Federal regulators exploring the mortgage industry’s embrace of technology understand companies’ concerns around new potential risks.
Lenders might be hesitant to integrate new solutions from tech like artificial intelligence and blockchain, which mortgage tech players say can increase efficiencies. But the current system, in which loans on average take 45 days to process and closing costs continue to rise, has its own issues that need improvement, said Jason Cave, deputy director of the Division of Conservatorship Oversight & Readiness at the Federal Housing Finance Agency.
“Let’s face it, a lot of people don’t get paid a whole lot of money to take these big changes,” he said last week at National Mortgage News’ Digital Mortgage 2022 conference in Las Vegas. “So we were aware of that. There’s also a risk of not advancing some of these technologies. And so we’re trying to be more balanced about it.”
Cave spoke about the mission of the FHFA’s new Office of Financial Technology, established in July and tasked with assessing industry innovation efforts around what some view as a still-antiquated origination process. Closing speeds are a massive pain point for borrowers while mortgage firms trail their financial services sector peers in implementing AI and machine learning solutions, according to recent Arizent surveys.
The FHFA office’s request for information, with an Oct. 16 deadline, asks mortgage players over a dozen questions around the use of fintech and innovation.
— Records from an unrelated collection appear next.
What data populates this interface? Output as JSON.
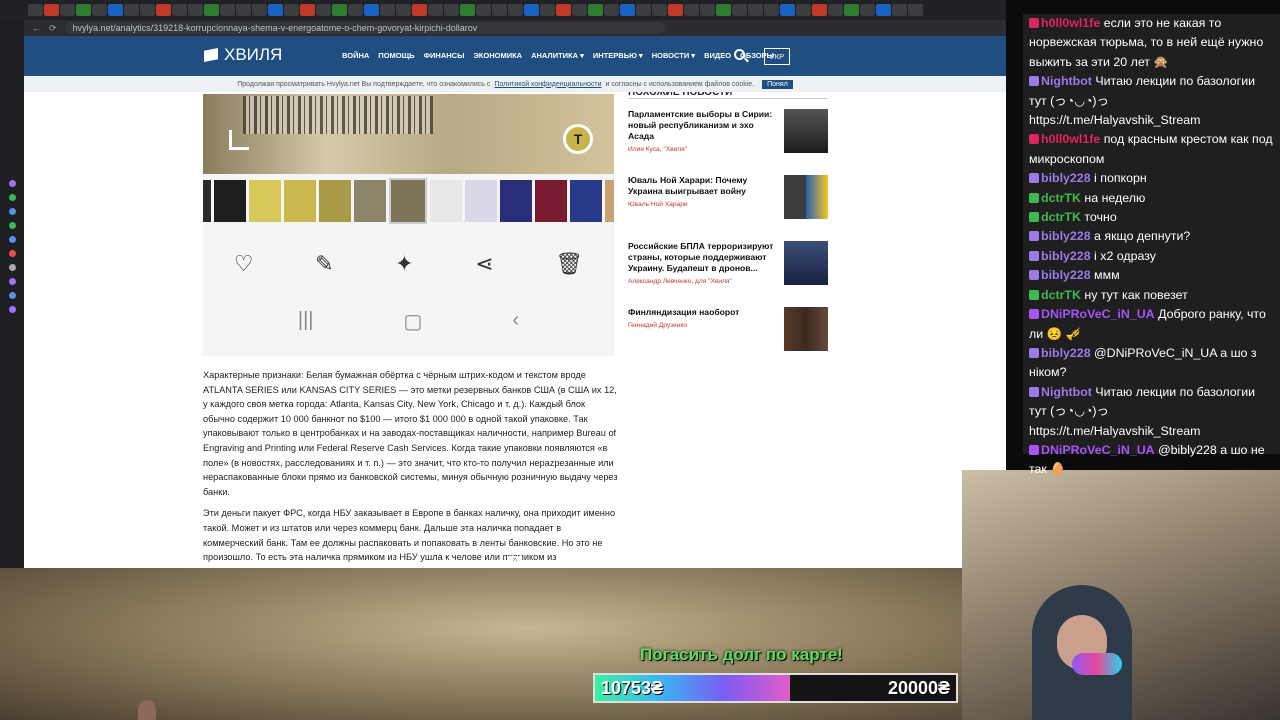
{
  "browser": {
    "url": "hvylya.net/analytics/319218-korrupcionnaya-shema-v-energoatome-o-chem-govoryat-kirpichi-dollarov"
  },
  "site": {
    "logo": "ХВИЛЯ",
    "menu": [
      "ВОЙНА",
      "ПОМОЩЬ",
      "ФИНАНСЫ",
      "ЭКОНОМИКА",
      "АНАЛИТИКА ▾",
      "ИНТЕРВЬЮ ▾",
      "НОВОСТИ ▾",
      "ВИДЕО",
      "ОБЗОРЫ"
    ],
    "lang_button": "УКР",
    "cookie": {
      "text_before": "Продолжая просматривать Hvylya.net Вы подтверждаете, что ознакомились с",
      "link": "Политикой конфиденциальности",
      "text_after": "и согласны с использованием файлов cookie.",
      "button": "Понял"
    }
  },
  "article": {
    "paragraphs": [
      "Характерные признаки: Белая бумажная обёртка с чёрным штрих-кодом и текстом вроде ATLANTA SERIES или KANSAS CITY SERIES — это метки резервных банков США (в США их 12, у каждого своя метка города: Atlanta, Kansas City, New York, Chicago и т. д.). Каждый блок обычно содержит 10 000 банкнот по $100 — итого $1 000 000 в одной такой упаковке. Так упаковывают только в центробанках и на заводах-поставщиках наличности, например Bureau of Engraving and Printing или Federal Reserve Cash Services. Когда такие упаковки появляются «в поле» (в новостях, расследованиях и т. п.) — это значит, что кто-то получил нерazрезанные или нераспакованные блоки прямо из банковской системы, минуя обычную розничную выдачу через банки.",
      "Эти деньги пакует ФРС, когда НБУ заказывает в Европе в банках наличку, она приходит именно такой. Может и из штатов или через коммерц банк. Дальше эта наличка попадает в коммерческий банк. Там ее должны распаковать и попаковать в ленты банковские. Но это не произошло. То есть эта наличка прямиком из НБУ ушла к челове   или прямиком из"
    ]
  },
  "related": {
    "heading": "ПОХОЖИЕ НОВОСТИ",
    "items": [
      {
        "title": "Парламентские выборы в Сирии: новый республиканизм и эхо Асада",
        "author": "Илия Куса, \"Хвиля\""
      },
      {
        "title": "Юваль Ной Харари: Почему Украина выигрывает войну",
        "author": "Юваль Ной Харари"
      },
      {
        "title": "Российские БПЛА терроризируют страны, которые поддерживают Украину. Будапешт в дронов...",
        "author": "Александр Левченко, для \"Хвиля\""
      },
      {
        "title": "Финляндизация наоборот",
        "author": "Геннадий Друзенко"
      }
    ]
  },
  "chat": [
    {
      "user": "h0ll0wl1fe",
      "color": "#e0245e",
      "text": "если это не какая то норвежская тюрьма, то в ней ещё нужно выжить за эти 20 лет 🙊"
    },
    {
      "user": "Nightbot",
      "color": "#9b7be8",
      "text": "Читаю лекции по базологии тут (っ◔◡◔)っ https://t.me/Halyavshik_Stream"
    },
    {
      "user": "h0ll0wl1fe",
      "color": "#e0245e",
      "text": "под красным крестом как под микроскопом"
    },
    {
      "user": "bibly228",
      "color": "#9b7be8",
      "text": "і попкорн"
    },
    {
      "user": "dctrTK",
      "color": "#3fb950",
      "text": "на неделю"
    },
    {
      "user": "dctrTK",
      "color": "#3fb950",
      "text": "точно"
    },
    {
      "user": "bibly228",
      "color": "#9b7be8",
      "text": "а якщо депнути?"
    },
    {
      "user": "bibly228",
      "color": "#9b7be8",
      "text": "і х2 одразу"
    },
    {
      "user": "bibly228",
      "color": "#9b7be8",
      "text": "ммм"
    },
    {
      "user": "dctrTK",
      "color": "#3fb950",
      "text": "ну тут как повезет"
    },
    {
      "user": "DNiPRoVeC_iN_UA",
      "color": "#a855f7",
      "text": "Доброго ранку, что ли 😣 🎺"
    },
    {
      "user": "bibly228",
      "color": "#9b7be8",
      "text": "@DNiPRoVeC_iN_UA а шо з ніком?"
    },
    {
      "user": "Nightbot",
      "color": "#9b7be8",
      "text": "Читаю лекции по базологии тут (っ◔◡◔)っ https://t.me/Halyavshik_Stream"
    },
    {
      "user": "DNiPRoVeC_iN_UA",
      "color": "#a855f7",
      "text": "@bibly228 а шо не так 🥚"
    }
  ],
  "donation": {
    "title": "Погасить долг по карте!",
    "current": "10753₴",
    "goal": "20000₴",
    "progress": 0.54
  },
  "colors": {
    "nav": "#1f4f80",
    "accent_red": "#c0392b",
    "donation_green": "#5ae05a"
  }
}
One of those oft-discussed innovations include blockchain, the distributed ledger technology already utilized by mortgage companies. Fintech Figure Technologies earlier this year sold mortgages it originated to an asset management giant on the Provenance Blockchain marketplace. Digital real estate firm Propy in May began offering title and escrow services on the blockchain for residential transactions in three states.
Last fall, Redwood Trust and Liquid Mortgage, which it invested into, used blockchain technology in a $431 million, non-agency, residential asset-backed security. This year, the real estate investment trust used blockchain technology on its securitization platform to expedite borrower payment availability, said Cara Newman, managing director and head of structured finance at Redwood.
“You can actually use blockchain to reflect information almost instantaneously for parties to see, and utilize potentially to expedite the acquisition process,” she said. “Which at the end of the day, particularly for folks in the audience who deal directly with originators, the longer you finance a loan, the more costs you incurred.”
Cave suggested blockchain sounds like a value-add for companies.
“The question is, is the juice worth the squeeze?” he said. “How do you put something like that on legacy systems? FHFA, our view is we’re open to looking at everything.”
The office also won’t disregard greater adoption of existing technologies to improve innovation, Cave said, without describing a specific example. In gathering information, regulators have been attending “tech sprints” to assess numerous solutions at once while Cave said he has an open door policy in speaking with stakeholders.
Licensing and “sandboxes” for tech demos aren’t part of the office’s mission, and the FHFA isn’t working alongside other regulators like the Consumer Financial Protection Bureau in this effort, Cave said. Success won’t be measured by major immediate enforcements, either.
“It’s not going to be like a big ban, we’re getting rid of all that and it’s blockchain,” he said. “I shouldn’t say we’re not, but I wouldn’t see it going that way. I think this would be very incremental, make sure we learn.”